Caves, with their mysterious depths and intricate formations, hold a unique allure for explorers, scientists, and adventure seekers alike. Around the world, these natural wonders showcase the fascinating geological processes that have shaped our planet over millions of years. From colossal chambers to delicate stalactites, caves offer a glimpse into the Earth’s hidden wonders. In this exploration, we will delve into the depths of ten famous caves, each distinguished by its location, geological features, and the awe-inspiring beauty that has captivated generations.
Mammoth Cave (USA)
Boasting the title of the world’s longest cave system, Mammoth Cave in Kentucky stretches over 400 miles. Its labyrinthine passages reveal a mesmerizing array of stalactites and stalagmites, showcasing the intricate dance between water and limestone.
Caves of Aggtelek Karst and Slovak Karst (Hungary/Slovakia)
Designated UNESCO World Heritage Sites, these caves present a breathtaking display of stalactite and stalagmite formations. Carved by water over centuries, they stand as a testament to the power of natural forces shaping the Earth’s subterranean landscapes.
Waitomo Glowworm Caves (New Zealand)
The Waitomo Caves are not only known for their limestone formations but also for the ethereal glowworms that illuminate the caverns.
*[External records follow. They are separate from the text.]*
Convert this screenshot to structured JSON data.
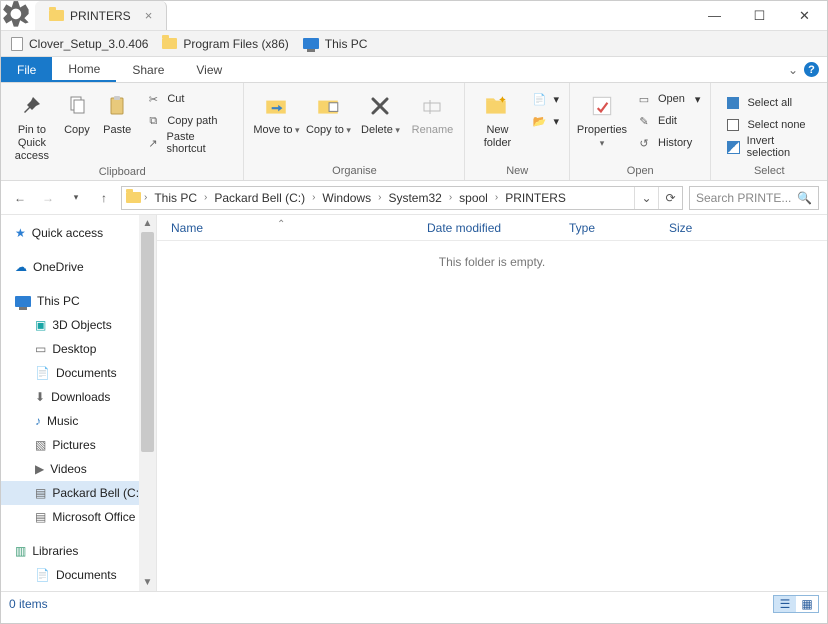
{
  "window": {
    "title": "PRINTERS"
  },
  "shortcuts": {
    "items": [
      "Clover_Setup_3.0.406",
      "Program Files (x86)",
      "This PC"
    ]
  },
  "tabs": {
    "file": "File",
    "items": [
      "Home",
      "Share",
      "View"
    ],
    "active_index": 0
  },
  "ribbon": {
    "clipboard": {
      "label": "Clipboard",
      "pin": "Pin to Quick access",
      "copy": "Copy",
      "paste": "Paste",
      "cut": "Cut",
      "copy_path": "Copy path",
      "paste_shortcut": "Paste shortcut"
    },
    "organise": {
      "label": "Organise",
      "move": "Move to",
      "copy": "Copy to",
      "delete": "Delete",
      "rename": "Rename"
    },
    "new": {
      "label": "New",
      "new_folder": "New folder"
    },
    "open": {
      "label": "Open",
      "properties": "Properties",
      "open": "Open",
      "edit": "Edit",
      "history": "History"
    },
    "select": {
      "label": "Select",
      "all": "Select all",
      "none": "Select none",
      "invert": "Invert selection"
    }
  },
  "breadcrumb": {
    "segments": [
      "This PC",
      "Packard Bell (C:)",
      "Windows",
      "System32",
      "spool",
      "PRINTERS"
    ]
  },
  "search": {
    "placeholder": "Search PRINTE..."
  },
  "tree": {
    "quick_access": "Quick access",
    "onedrive": "OneDrive",
    "this_pc": "This PC",
    "this_pc_children": [
      "3D Objects",
      "Desktop",
      "Documents",
      "Downloads",
      "Music",
      "Pictures",
      "Videos",
      "Packard Bell (C:)",
      "Microsoft Office"
    ],
    "libraries": "Libraries",
    "libraries_children": [
      "Documents"
    ]
  },
  "columns": {
    "name": "Name",
    "date": "Date modified",
    "type": "Type",
    "size": "Size"
  },
  "empty_text": "This folder is empty.",
  "status": {
    "items": "0 items"
  }
}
The luminescent display creates an otherworldly atmosphere, turning the cave into a starlit spectacle.
Son Doong Cave (Vietnam)
Regarded as one of the largest caves globally, Son Doong amazes with its colossal chambers and intricate formations. The cave’s unique features make it a geological marvel, drawing explorers to uncover its secrets.
Caves of Agia Sofia (Greece)
Beyond their geological significance, the Caves of Agia Sofia provide a glimpse into the past with evidence of human occupation dating back to the Neolithic period. These caves stand as archaeological treasures, linking the geological and cultural history of the region.
Carlsbad Caverns (USA)
Carlsbad Caverns National Park boasts the immense Big Room, adorned with stunning stalactites and stalagmites. The cave’s formation offers a testament to the intricate dance between water, minerals, and time.
Jenolan Caves (Australia)
Australia’s Jenolan Caves, the oldest open caves globally, feature a diverse range of limestone formations. These caves provide a living geological record, captivating visitors with their timeless beauty.
Postojna Cave (Slovenia)
Among the largest cave systems in Europe, Postojna Cave welcomes visitors with an underground railway and unique formations. Its depths house the olm, an aquatic salamander, adding a biological dimension to its geological splendor.
Ellison’s Cave (USA)
Ellison’s Cave in Georgia stands out with its deep pits and expansive chambers. Notably, Fantastic Pit ranks among the deepest free-fall pits in the United States, showcasing the cave’s geological grandeur.
Cave of the Crystals (Mexico)
Situated 980 feet below the surface, the Cave of the Crystals is renowned for its giant gypsum crystals, some of the largest ever discovered. The cave’s unique geology provides insights into the extreme conditions that lead to such extraordinary crystal formations.
These ten caves offer a glimpse into the diverse and captivating world beneath our feet. From the grandeur of Mammoth Cave to the delicate glow of the Waitomo Glowworm Caves, each cavern tells a story of geological processes and natural wonders. Whether for their sheer size, intricate formations, or cultural significance, these caves stand as testament to the Earth’s geological history and its ability to inspire awe and wonder in those who explore its depths.